Marina Kuchinski was drawing, painting and making sculpture at a very young age.
"I have always been an observer," she said. "Everything around me intrigued me visually: humans, animals, buildings, rocks, trees and the view of my street where I grew up in Israel. Making art was the obvious way to reflect on what I saw around me.
"My parents were very supportive and enrolled me in a sculpture class when I was a child, and they encouraged me to stick with it when it got challenging. My art training was academic, with a strong foundation that focused on observation and accurate representation. This was a great tool I gained during my education as an artist; I have been incorporating naturalism in my work ever since, but always in a contemporary context."
After completing her graduate studies at Penn State, Kuchinski taught ceramics at St. Cloud State University in Minnesota. Following that, she was an artist-in-residence at the Northern Clay Center in Minneapolis and Chester Spring Studio in Pennsylvania. All were great experiences that prepared her for joining the College of DuPage community.
In addition to teaching, she is also an active practicing artist, exhibiting nationally and internationally.

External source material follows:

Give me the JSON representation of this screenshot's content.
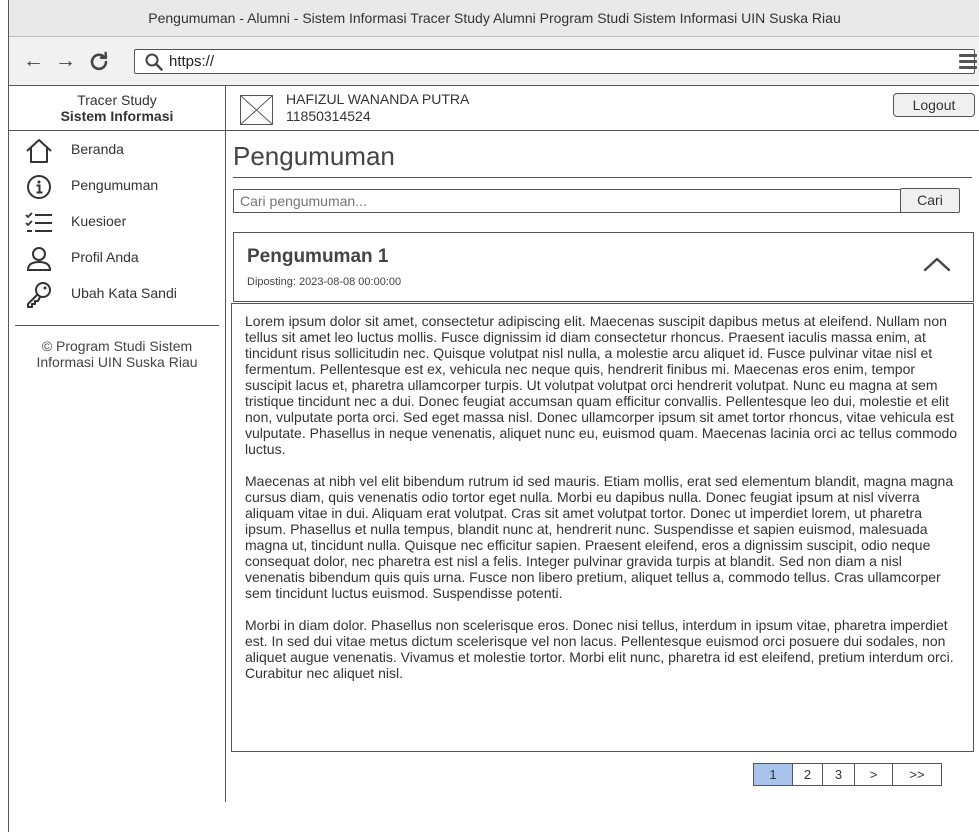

"Being active in my field of expertise makes me a better teacher," she said. "When I learn, my students learn as well. What also inspires me is watching my students get excited about clay. It is as rewarding for me as it is for them when they are successful in wheel-throwing the large vessel they designed or when they are accepted into their dream art program. My students’ talent and dedication is an inspiration to me as an artist."
Kuchinski encourages her students to move beyond their comfort zones and take risks.
"Learning takes place when there is some struggle involved, and this struggle can be exciting and rewarding as a process of growth. I show my students that they can take the problem-solving and critical thinking abilities they gained in my class and apply them in other areas of their education and life," she said.
"I feel fortunate to have the opportunity to discuss my own contemplations as an artist with my students, whether I am in the process of making work for an exhibition or deciding on how to pack it when shipping it across the country."